## RECORD EXTRACTS
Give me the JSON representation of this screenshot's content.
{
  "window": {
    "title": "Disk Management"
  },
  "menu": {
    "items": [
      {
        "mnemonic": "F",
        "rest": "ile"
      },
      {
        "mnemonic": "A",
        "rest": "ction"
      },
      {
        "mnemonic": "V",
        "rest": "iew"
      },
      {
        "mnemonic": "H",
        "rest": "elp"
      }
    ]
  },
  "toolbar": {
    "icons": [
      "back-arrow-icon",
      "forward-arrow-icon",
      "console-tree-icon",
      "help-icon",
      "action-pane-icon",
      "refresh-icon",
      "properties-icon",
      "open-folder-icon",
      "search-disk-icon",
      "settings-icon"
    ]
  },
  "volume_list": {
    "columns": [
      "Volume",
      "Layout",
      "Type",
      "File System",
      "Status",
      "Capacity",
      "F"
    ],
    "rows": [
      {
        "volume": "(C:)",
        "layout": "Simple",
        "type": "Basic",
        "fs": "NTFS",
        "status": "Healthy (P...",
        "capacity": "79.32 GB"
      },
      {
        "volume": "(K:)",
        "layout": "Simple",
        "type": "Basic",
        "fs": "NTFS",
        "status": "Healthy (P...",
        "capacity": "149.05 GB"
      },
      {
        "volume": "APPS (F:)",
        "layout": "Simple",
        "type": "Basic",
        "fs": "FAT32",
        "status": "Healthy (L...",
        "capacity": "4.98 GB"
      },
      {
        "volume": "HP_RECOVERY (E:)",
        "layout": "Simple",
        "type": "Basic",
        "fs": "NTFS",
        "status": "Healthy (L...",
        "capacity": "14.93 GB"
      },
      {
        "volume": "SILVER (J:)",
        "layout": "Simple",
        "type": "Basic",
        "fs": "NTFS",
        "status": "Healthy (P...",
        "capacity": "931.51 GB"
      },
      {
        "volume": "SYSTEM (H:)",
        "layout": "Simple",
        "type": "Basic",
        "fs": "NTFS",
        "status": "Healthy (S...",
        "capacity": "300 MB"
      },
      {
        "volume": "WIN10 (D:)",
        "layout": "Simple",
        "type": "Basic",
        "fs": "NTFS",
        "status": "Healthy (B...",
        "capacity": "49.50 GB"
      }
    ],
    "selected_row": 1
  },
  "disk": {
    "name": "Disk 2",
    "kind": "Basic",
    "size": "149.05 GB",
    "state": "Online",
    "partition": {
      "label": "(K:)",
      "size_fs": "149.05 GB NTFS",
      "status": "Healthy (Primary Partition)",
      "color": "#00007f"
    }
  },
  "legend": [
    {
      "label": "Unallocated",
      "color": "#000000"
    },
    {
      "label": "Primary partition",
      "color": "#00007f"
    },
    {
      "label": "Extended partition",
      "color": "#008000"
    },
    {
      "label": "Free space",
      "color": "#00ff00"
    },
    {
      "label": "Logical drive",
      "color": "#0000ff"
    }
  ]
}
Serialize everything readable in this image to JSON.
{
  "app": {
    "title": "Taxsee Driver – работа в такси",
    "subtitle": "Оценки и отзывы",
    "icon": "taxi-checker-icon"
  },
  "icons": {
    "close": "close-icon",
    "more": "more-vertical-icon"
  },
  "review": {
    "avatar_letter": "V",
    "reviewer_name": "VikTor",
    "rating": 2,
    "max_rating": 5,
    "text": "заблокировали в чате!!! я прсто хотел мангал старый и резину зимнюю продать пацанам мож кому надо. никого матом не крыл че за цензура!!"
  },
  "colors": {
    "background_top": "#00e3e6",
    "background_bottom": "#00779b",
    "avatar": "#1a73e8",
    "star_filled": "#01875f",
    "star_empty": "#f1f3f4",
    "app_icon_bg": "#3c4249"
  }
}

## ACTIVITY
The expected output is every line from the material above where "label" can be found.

## WRITTEN REPLY
      "label": "(K:)",
      "label": "Unallocated",
      "label": "Primary partition",
      "label": "Extended partition",
      "label": "Free space",
      "label": "Logical drive",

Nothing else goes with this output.